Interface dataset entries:
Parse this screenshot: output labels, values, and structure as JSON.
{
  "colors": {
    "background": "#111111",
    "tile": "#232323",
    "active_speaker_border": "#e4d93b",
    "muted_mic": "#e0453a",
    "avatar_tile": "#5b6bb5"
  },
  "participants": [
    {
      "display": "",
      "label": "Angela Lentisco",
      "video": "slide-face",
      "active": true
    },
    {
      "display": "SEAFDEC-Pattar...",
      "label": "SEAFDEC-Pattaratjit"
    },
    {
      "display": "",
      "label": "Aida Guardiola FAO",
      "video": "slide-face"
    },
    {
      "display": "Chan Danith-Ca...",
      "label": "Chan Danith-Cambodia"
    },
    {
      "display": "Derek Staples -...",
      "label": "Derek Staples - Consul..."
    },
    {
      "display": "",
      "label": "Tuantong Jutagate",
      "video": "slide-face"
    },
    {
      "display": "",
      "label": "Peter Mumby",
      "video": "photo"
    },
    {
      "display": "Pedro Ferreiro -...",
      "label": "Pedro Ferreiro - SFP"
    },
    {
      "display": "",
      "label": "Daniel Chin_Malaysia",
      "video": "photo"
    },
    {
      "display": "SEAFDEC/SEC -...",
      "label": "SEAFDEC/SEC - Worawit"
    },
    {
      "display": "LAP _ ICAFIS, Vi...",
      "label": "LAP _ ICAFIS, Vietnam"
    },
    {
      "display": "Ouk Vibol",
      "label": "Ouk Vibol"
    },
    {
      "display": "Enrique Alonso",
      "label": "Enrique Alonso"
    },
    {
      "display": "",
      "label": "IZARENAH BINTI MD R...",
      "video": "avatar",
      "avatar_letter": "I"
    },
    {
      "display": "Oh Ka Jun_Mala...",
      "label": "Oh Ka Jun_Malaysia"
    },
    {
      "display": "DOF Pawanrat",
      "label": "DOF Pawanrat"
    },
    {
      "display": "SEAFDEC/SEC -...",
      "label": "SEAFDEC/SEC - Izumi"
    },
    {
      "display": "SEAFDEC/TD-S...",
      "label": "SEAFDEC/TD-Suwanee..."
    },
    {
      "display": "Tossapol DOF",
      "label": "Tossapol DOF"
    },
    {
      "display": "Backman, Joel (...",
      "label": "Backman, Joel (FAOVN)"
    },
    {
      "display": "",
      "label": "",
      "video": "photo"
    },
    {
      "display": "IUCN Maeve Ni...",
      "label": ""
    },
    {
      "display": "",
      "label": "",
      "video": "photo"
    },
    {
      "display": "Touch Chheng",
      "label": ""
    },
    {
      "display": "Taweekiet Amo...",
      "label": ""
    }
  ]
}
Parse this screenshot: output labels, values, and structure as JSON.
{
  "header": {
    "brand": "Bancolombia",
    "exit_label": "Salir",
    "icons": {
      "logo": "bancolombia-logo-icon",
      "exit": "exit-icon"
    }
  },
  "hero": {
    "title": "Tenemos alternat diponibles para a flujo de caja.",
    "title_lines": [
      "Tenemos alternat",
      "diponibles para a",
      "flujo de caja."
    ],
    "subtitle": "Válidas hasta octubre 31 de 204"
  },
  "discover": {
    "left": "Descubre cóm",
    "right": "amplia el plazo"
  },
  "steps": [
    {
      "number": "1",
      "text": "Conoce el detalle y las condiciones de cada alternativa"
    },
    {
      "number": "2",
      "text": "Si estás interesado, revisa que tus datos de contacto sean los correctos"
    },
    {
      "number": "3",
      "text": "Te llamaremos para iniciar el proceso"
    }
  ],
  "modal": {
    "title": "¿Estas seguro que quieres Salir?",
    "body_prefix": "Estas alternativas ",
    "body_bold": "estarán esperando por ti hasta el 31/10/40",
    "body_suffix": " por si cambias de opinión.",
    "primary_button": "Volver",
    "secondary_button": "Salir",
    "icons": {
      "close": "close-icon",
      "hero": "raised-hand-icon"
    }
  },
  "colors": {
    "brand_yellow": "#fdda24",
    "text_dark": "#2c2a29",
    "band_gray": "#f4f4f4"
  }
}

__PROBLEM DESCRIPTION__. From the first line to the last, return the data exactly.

__TASK ANSWER__.
Parse this screenshot: output labels, values, and structure as JSON.
{
  "colors": {
    "background": "#111111",
    "tile": "#232323",
    "active_speaker_border": "#e4d93b",
    "muted_mic": "#e0453a",
    "avatar_tile": "#5b6bb5"
  },
  "participants": [
    {
      "display": "",
      "label": "Angela Lentisco",
      "video": "slide-face",
      "active": true
    },
    {
      "display": "SEAFDEC-Pattar...",
      "label": "SEAFDEC-Pattaratjit"
    },
    {
      "display": "",
      "label": "Aida Guardiola FAO",
      "video": "slide-face"
    },
    {
      "display": "Chan Danith-Ca...",
      "label": "Chan Danith-Cambodia"
    },
    {
      "display": "Derek Staples -...",
      "label": "Derek Staples - Consul..."
    },
    {
      "display": "",
      "label": "Tuantong Jutagate",
      "video": "slide-face"
    },
    {
      "display": "",
      "label": "Peter Mumby",
      "video": "photo"
    },
    {
      "display": "Pedro Ferreiro -...",
      "label": "Pedro Ferreiro - SFP"
    },
    {
      "display": "",
      "label": "Daniel Chin_Malaysia",
      "video": "photo"
    },
    {
      "display": "SEAFDEC/SEC -...",
      "label": "SEAFDEC/SEC - Worawit"
    },
    {
      "display": "LAP _ ICAFIS, Vi...",
      "label": "LAP _ ICAFIS, Vietnam"
    },
    {
      "display": "Ouk Vibol",
      "label": "Ouk Vibol"
    },
    {
      "display": "Enrique Alonso",
      "label": "Enrique Alonso"
    },
    {
      "display": "",
      "label": "IZARENAH BINTI MD R...",
      "video": "avatar",
      "avatar_letter": "I"
    },
    {
      "display": "Oh Ka Jun_Mala...",
      "label": "Oh Ka Jun_Malaysia"
    },
    {
      "display": "DOF Pawanrat",
      "label": "DOF Pawanrat"
    },
    {
      "display": "SEAFDEC/SEC -...",
      "label": "SEAFDEC/SEC - Izumi"
    },
    {
      "display": "SEAFDEC/TD-S...",
      "label": "SEAFDEC/TD-Suwanee..."
    },
    {
      "display": "Tossapol DOF",
      "label": "Tossapol DOF"
    },
    {
      "display": "Backman, Joel (...",
      "label": "Backman, Joel (FAOVN)"
    },
    {
      "display": "",
      "label": "",
      "video": "photo"
    },
    {
      "display": "IUCN Maeve Ni...",
      "label": ""
    },
    {
      "display": "",
      "label": "",
      "video": "photo"
    },
    {
      "display": "Touch Chheng",
      "label": ""
    },
    {
      "display": "Taweekiet Amo...",
      "label": ""
    }
  ]
}
Parse this screenshot: output labels, values, and structure as JSON.
{
  "header": {
    "brand": "Bancolombia",
    "exit_label": "Salir",
    "icons": {
      "logo": "bancolombia-logo-icon",
      "exit": "exit-icon"
    }
  },
  "hero": {
    "title": "Tenemos alternat diponibles para a flujo de caja.",
    "title_lines": [
      "Tenemos alternat",
      "diponibles para a",
      "flujo de caja."
    ],
    "subtitle": "Válidas hasta octubre 31 de 204"
  },
  "discover": {
    "left": "Descubre cóm",
    "right": "amplia el plazo"
  },
  "steps": [
    {
      "number": "1",
      "text": "Conoce el detalle y las condiciones de cada alternativa"
    },
    {
      "number": "2",
      "text": "Si estás interesado, revisa que tus datos de contacto sean los correctos"
    },
    {
      "number": "3",
      "text": "Te llamaremos para iniciar el proceso"
    }
  ],
  "modal": {
    "title": "¿Estas seguro que quieres Salir?",
    "body_prefix": "Estas alternativas ",
    "body_bold": "estarán esperando por ti hasta el 31/10/40",
    "body_suffix": " por si cambias de opinión.",
    "primary_button": "Volver",
    "secondary_button": "Salir",
    "icons": {
      "close": "close-icon",
      "hero": "raised-hand-icon"
    }
  },
  "colors": {
    "brand_yellow": "#fdda24",
    "text_dark": "#2c2a29",
    "band_gray": "#f4f4f4"
  }
}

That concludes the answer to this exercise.